═════ Data for this exercise

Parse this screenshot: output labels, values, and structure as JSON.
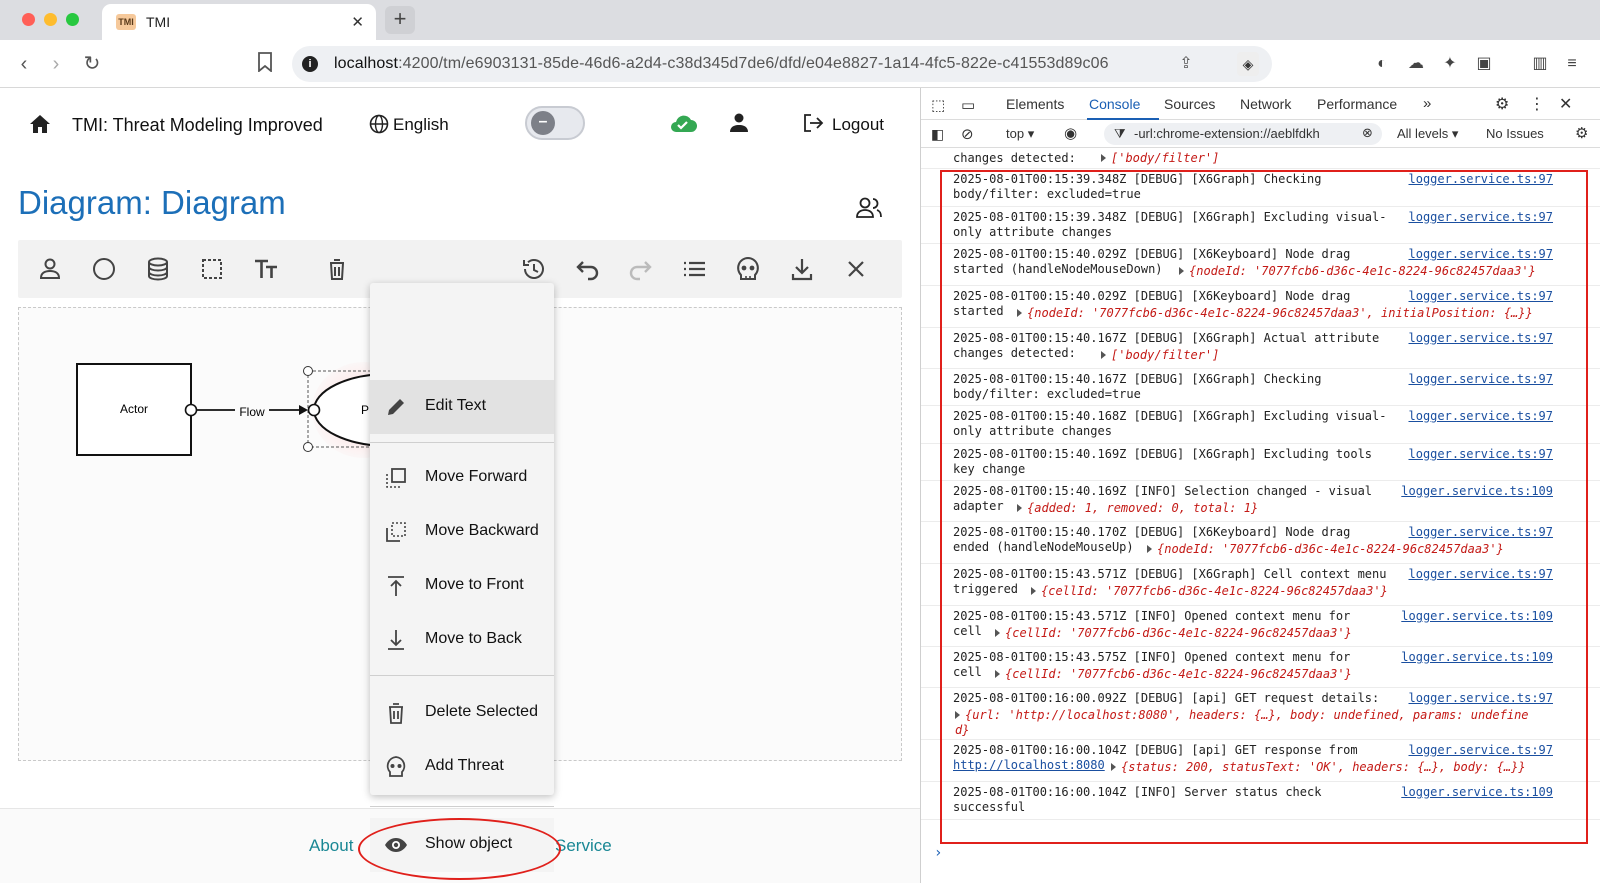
{
  "browser": {
    "tab_title": "TMI",
    "tab_favicon": "TMI",
    "url_host": "localhost",
    "url_rest": ":4200/tm/e6903131-85de-46d6-a2d4-c38d345d7de6/dfd/e04e8827-1a14-4fc5-822e-c41553d89c06"
  },
  "app": {
    "title": "TMI: Threat Modeling Improved",
    "language": "English",
    "logout": "Logout",
    "diagram_title": "Diagram: Diagram"
  },
  "diagram": {
    "actor_label": "Actor",
    "flow_label": "Flow",
    "process_label": "P"
  },
  "context_menu": {
    "items": [
      "Edit Text",
      "Move Forward",
      "Move Backward",
      "Move to Front",
      "Move to Back",
      "Delete Selected",
      "Add Threat",
      "Show object"
    ]
  },
  "footer": {
    "about": "About",
    "service": "Service"
  },
  "devtools": {
    "tabs": [
      "Elements",
      "Console",
      "Sources",
      "Network",
      "Performance"
    ],
    "context": "top",
    "filter": "-url:chrome-extension://aeblfdkh",
    "levels": "All levels",
    "issues": "No Issues",
    "logs": [
      {
        "msg": "changes detected:",
        "src": "",
        "obj": "['body/filter']"
      },
      {
        "msg": "2025-08-01T00:15:39.348Z [DEBUG] [X6Graph] Checking\nbody/filter: excluded=true",
        "src": "logger.service.ts:97",
        "obj": ""
      },
      {
        "msg": "2025-08-01T00:15:39.348Z [DEBUG] [X6Graph] Excluding visual-\nonly attribute changes",
        "src": "logger.service.ts:97",
        "obj": ""
      },
      {
        "msg": "2025-08-01T00:15:40.029Z [DEBUG] [X6Keyboard] Node drag\nstarted (handleNodeMouseDown)",
        "src": "logger.service.ts:97",
        "obj": "{nodeId: '7077fcb6-d36c-4e1c-8224-96c82457daa3'}"
      },
      {
        "msg": "2025-08-01T00:15:40.029Z [DEBUG] [X6Keyboard] Node drag\nstarted",
        "src": "logger.service.ts:97",
        "obj": "{nodeId: '7077fcb6-d36c-4e1c-8224-96c82457daa3', initialPosition: {…}}"
      },
      {
        "msg": "2025-08-01T00:15:40.167Z [DEBUG] [X6Graph] Actual attribute\nchanges detected:",
        "src": "logger.service.ts:97",
        "obj": "['body/filter']"
      },
      {
        "msg": "2025-08-01T00:15:40.167Z [DEBUG] [X6Graph] Checking\nbody/filter: excluded=true",
        "src": "logger.service.ts:97",
        "obj": ""
      },
      {
        "msg": "2025-08-01T00:15:40.168Z [DEBUG] [X6Graph] Excluding visual-\nonly attribute changes",
        "src": "logger.service.ts:97",
        "obj": ""
      },
      {
        "msg": "2025-08-01T00:15:40.169Z [DEBUG] [X6Graph] Excluding tools\nkey change",
        "src": "logger.service.ts:97",
        "obj": ""
      },
      {
        "msg": "2025-08-01T00:15:40.169Z [INFO] Selection changed - visual\nadapter",
        "src": "logger.service.ts:109",
        "obj": "{added: 1, removed: 0, total: 1}"
      },
      {
        "msg": "2025-08-01T00:15:40.170Z [DEBUG] [X6Keyboard] Node drag\nended (handleNodeMouseUp)",
        "src": "logger.service.ts:97",
        "obj": "{nodeId: '7077fcb6-d36c-4e1c-8224-96c82457daa3'}"
      },
      {
        "msg": "2025-08-01T00:15:43.571Z [DEBUG] [X6Graph] Cell context menu\ntriggered",
        "src": "logger.service.ts:97",
        "obj": "{cellId: '7077fcb6-d36c-4e1c-8224-96c82457daa3'}"
      },
      {
        "msg": "2025-08-01T00:15:43.571Z [INFO] Opened context menu for\ncell",
        "src": "logger.service.ts:109",
        "obj": "{cellId: '7077fcb6-d36c-4e1c-8224-96c82457daa3'}"
      },
      {
        "msg": "2025-08-01T00:15:43.575Z [INFO] Opened context menu for\ncell",
        "src": "logger.service.ts:109",
        "obj": "{cellId: '7077fcb6-d36c-4e1c-8224-96c82457daa3'}"
      },
      {
        "msg": "2025-08-01T00:16:00.092Z [DEBUG] [api] GET request details:",
        "src": "logger.service.ts:97",
        "obj": "{url: 'http://localhost:8080', headers: {…}, body: undefined, params: undefine\nd}"
      },
      {
        "msg": "2025-08-01T00:16:00.104Z [DEBUG] [api] GET response from",
        "src": "logger.service.ts:97",
        "obj": "{status: 200, statusText: 'OK', headers: {…}, body: {…}}",
        "link": "http://localhost:8080"
      },
      {
        "msg": "2025-08-01T00:16:00.104Z [INFO] Server status check\nsuccessful",
        "src": "logger.service.ts:109",
        "obj": ""
      }
    ]
  },
  "colors": {
    "accent": "#1c6fb8",
    "footer_link": "#198794",
    "annotation_red": "#e0201b",
    "cloud_ok": "#34a853"
  }
}
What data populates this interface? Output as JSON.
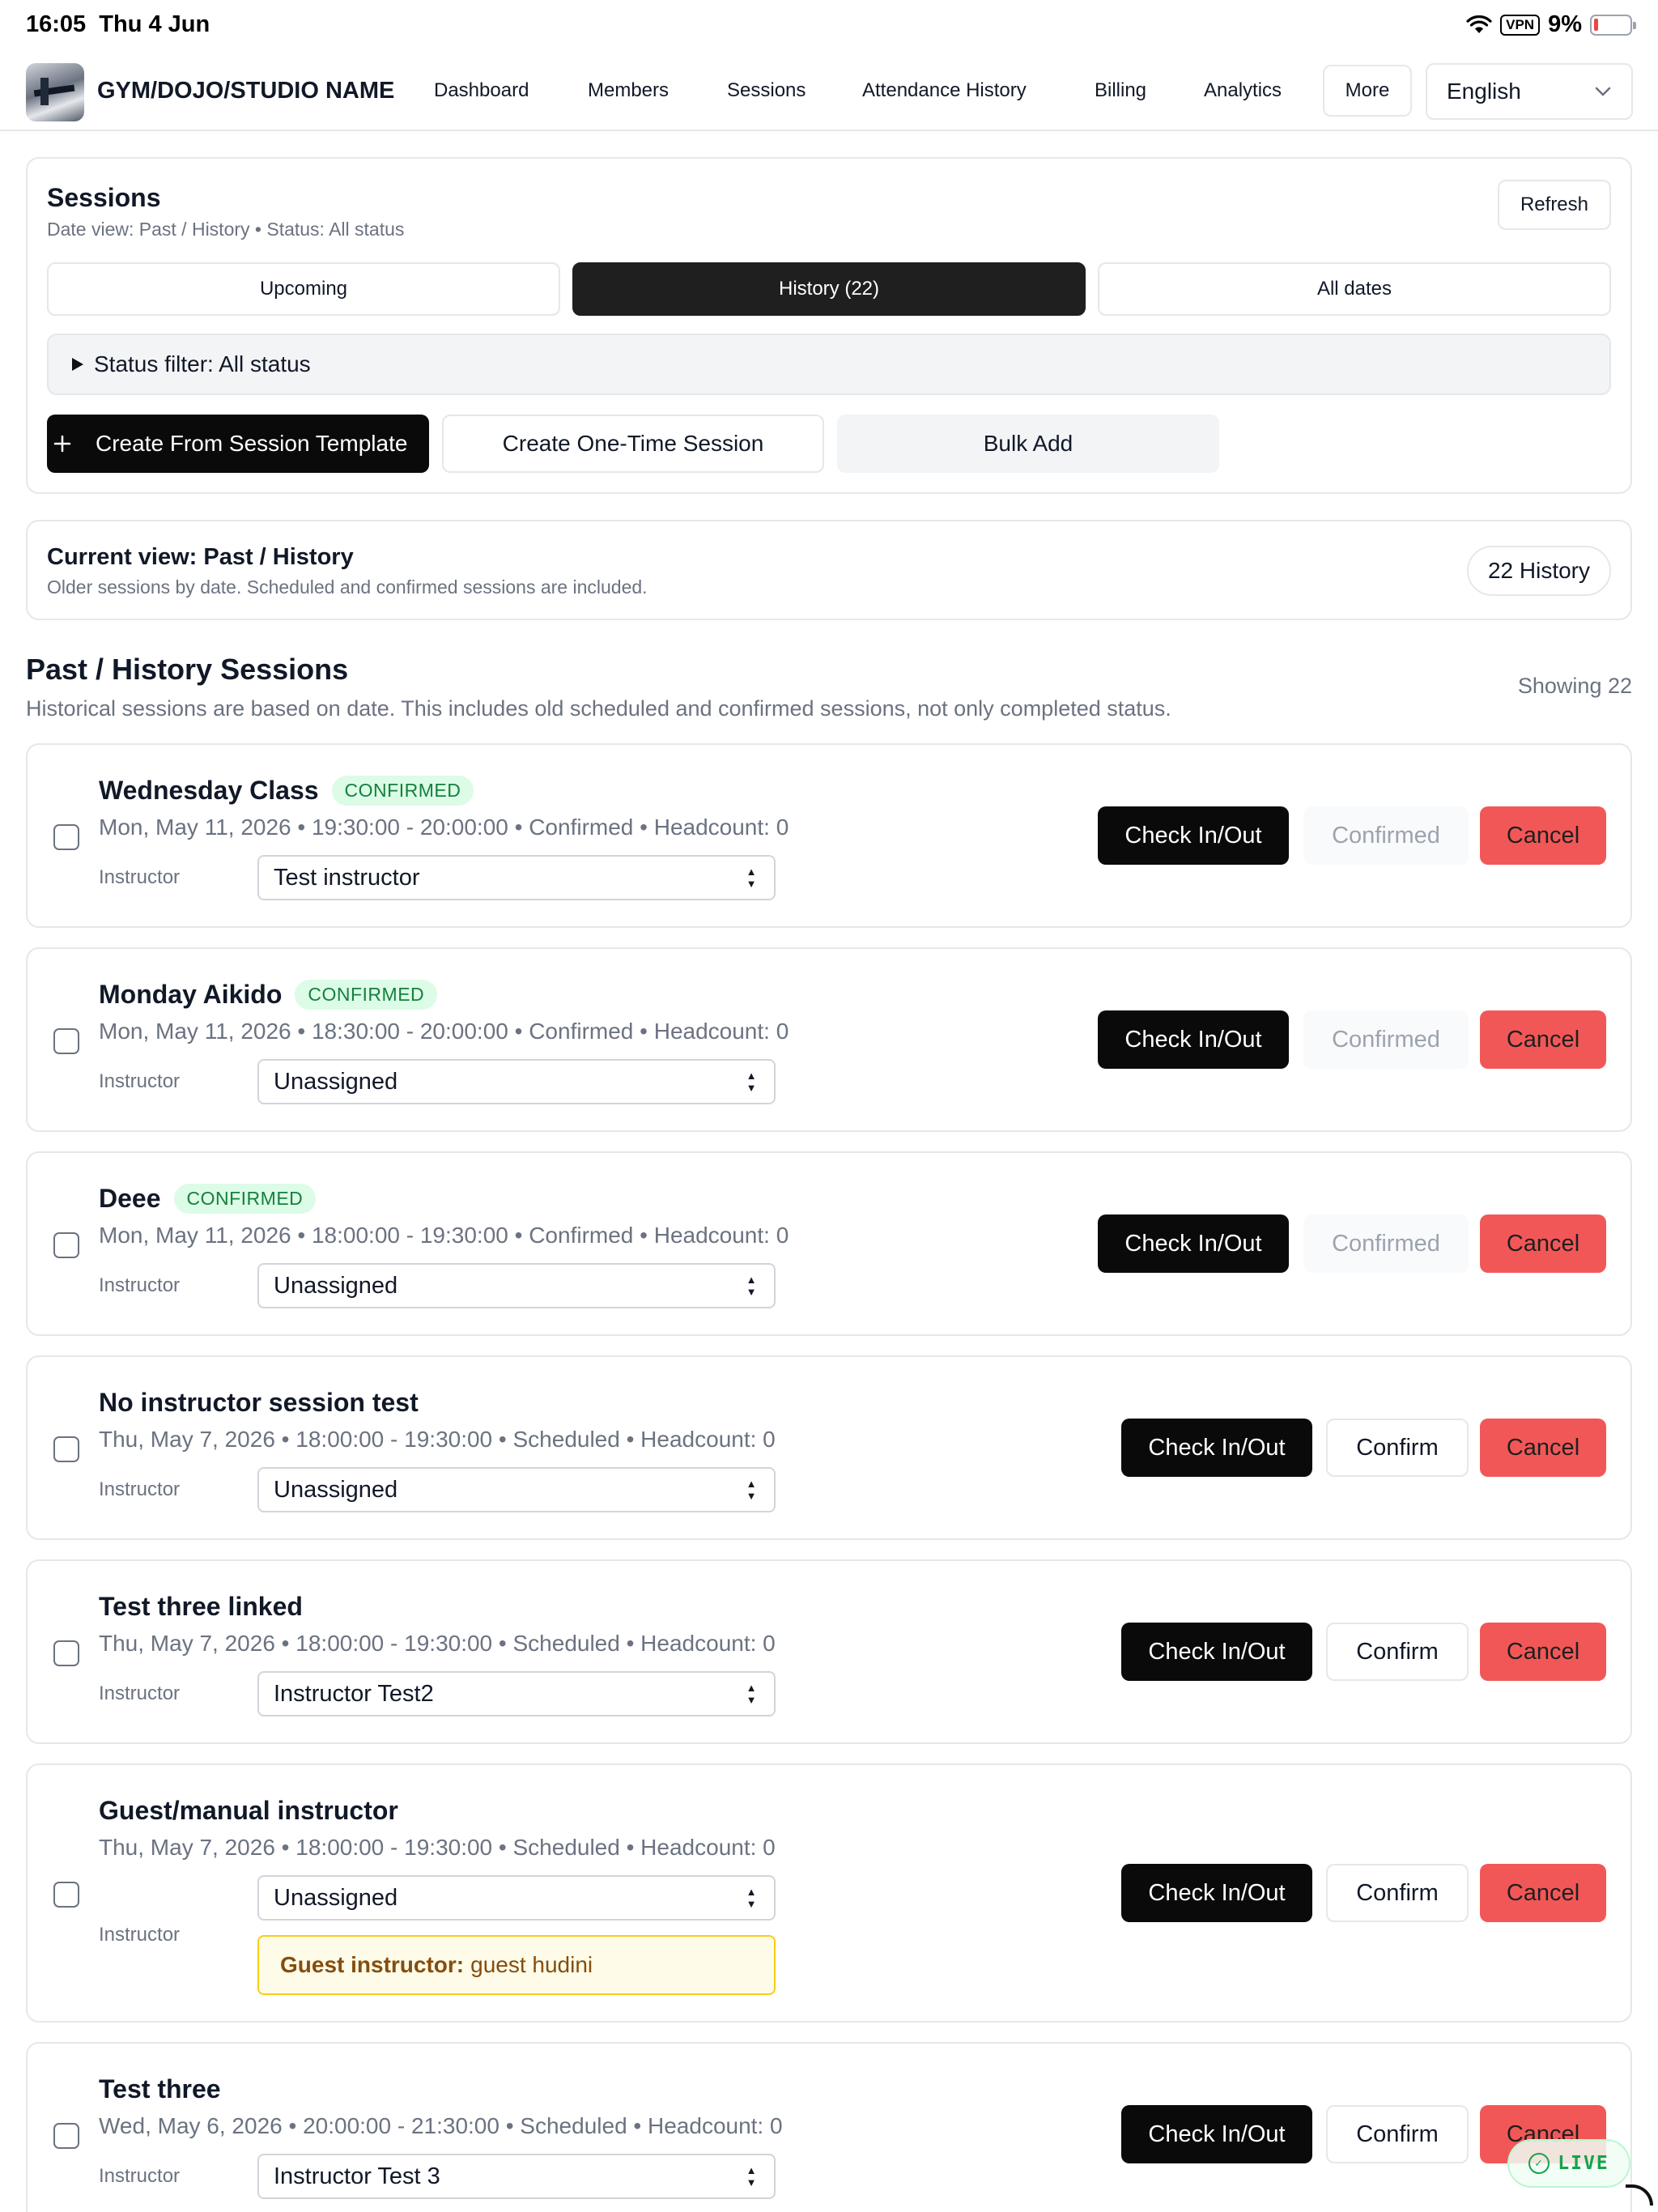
{
  "status_bar": {
    "time": "16:05",
    "date": "Thu 4 Jun",
    "vpn": "VPN",
    "battery": "9%"
  },
  "nav": {
    "brand": "GYM/DOJO/STUDIO NAME",
    "links": [
      "Dashboard",
      "Members",
      "Sessions",
      "Attendance History",
      "Billing",
      "Analytics"
    ],
    "more": "More",
    "language": "English"
  },
  "sessions_panel": {
    "title": "Sessions",
    "subtitle": "Date view: Past / History • Status: All status",
    "refresh": "Refresh",
    "tabs": [
      "Upcoming",
      "History (22)",
      "All dates"
    ],
    "filter": "Status filter: All status",
    "actions": {
      "template": "Create From Session Template",
      "one_time": "Create One-Time Session",
      "bulk": "Bulk Add"
    }
  },
  "current_view": {
    "title": "Current view: Past / History",
    "subtitle": "Older sessions by date. Scheduled and confirmed sessions are included.",
    "count_pill": "22 History"
  },
  "section": {
    "title": "Past / History Sessions",
    "subtitle": "Historical sessions are based on date. This includes old scheduled and confirmed sessions, not only completed status.",
    "count": "Showing 22"
  },
  "instructor_label": "Instructor",
  "button_labels": {
    "checkin": "Check In/Out",
    "confirmed": "Confirmed",
    "confirm": "Confirm",
    "cancel": "Cancel"
  },
  "sessions": [
    {
      "name": "Wednesday Class",
      "badge": "CONFIRMED",
      "meta": "Mon, May 11, 2026 • 19:30:00 - 20:00:00 • Confirmed • Headcount: 0",
      "instructor": "Test instructor"
    },
    {
      "name": "Monday Aikido",
      "badge": "CONFIRMED",
      "meta": "Mon, May 11, 2026 • 18:30:00 - 20:00:00 • Confirmed • Headcount: 0",
      "instructor": "Unassigned"
    },
    {
      "name": "Deee",
      "badge": "CONFIRMED",
      "meta": "Mon, May 11, 2026 • 18:00:00 - 19:30:00 • Confirmed • Headcount: 0",
      "instructor": "Unassigned"
    },
    {
      "name": "No instructor session test",
      "badge": "",
      "meta": "Thu, May 7, 2026 • 18:00:00 - 19:30:00 • Scheduled • Headcount: 0",
      "instructor": "Unassigned"
    },
    {
      "name": "Test three linked",
      "badge": "",
      "meta": "Thu, May 7, 2026 • 18:00:00 - 19:30:00 • Scheduled • Headcount: 0",
      "instructor": "Instructor Test2"
    },
    {
      "name": "Guest/manual instructor",
      "badge": "",
      "meta": "Thu, May 7, 2026 • 18:00:00 - 19:30:00 • Scheduled • Headcount: 0",
      "instructor": "Unassigned",
      "guest_label": "Guest instructor:",
      "guest_name": "guest hudini"
    },
    {
      "name": "Test three",
      "badge": "",
      "meta": "Wed, May 6, 2026 • 20:00:00 - 21:30:00 • Scheduled • Headcount: 0",
      "instructor": "Instructor Test 3"
    }
  ],
  "live_badge": "LIVE",
  "colors": {
    "primary": "#0a0a0a",
    "danger": "#f25757",
    "success_badge_bg": "#dcfce7",
    "success_badge_text": "#15803d",
    "border": "#e5e7eb"
  }
}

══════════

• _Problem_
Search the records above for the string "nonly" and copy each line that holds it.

• _Exercise response_
        "msg": "2025-08-01T00:15:39.348Z [DEBUG] [X6Graph] Excluding visual-\nonly attribute changes",
        "msg": "2025-08-01T00:15:40.168Z [DEBUG] [X6Graph] Excluding visual-\nonly attribute changes",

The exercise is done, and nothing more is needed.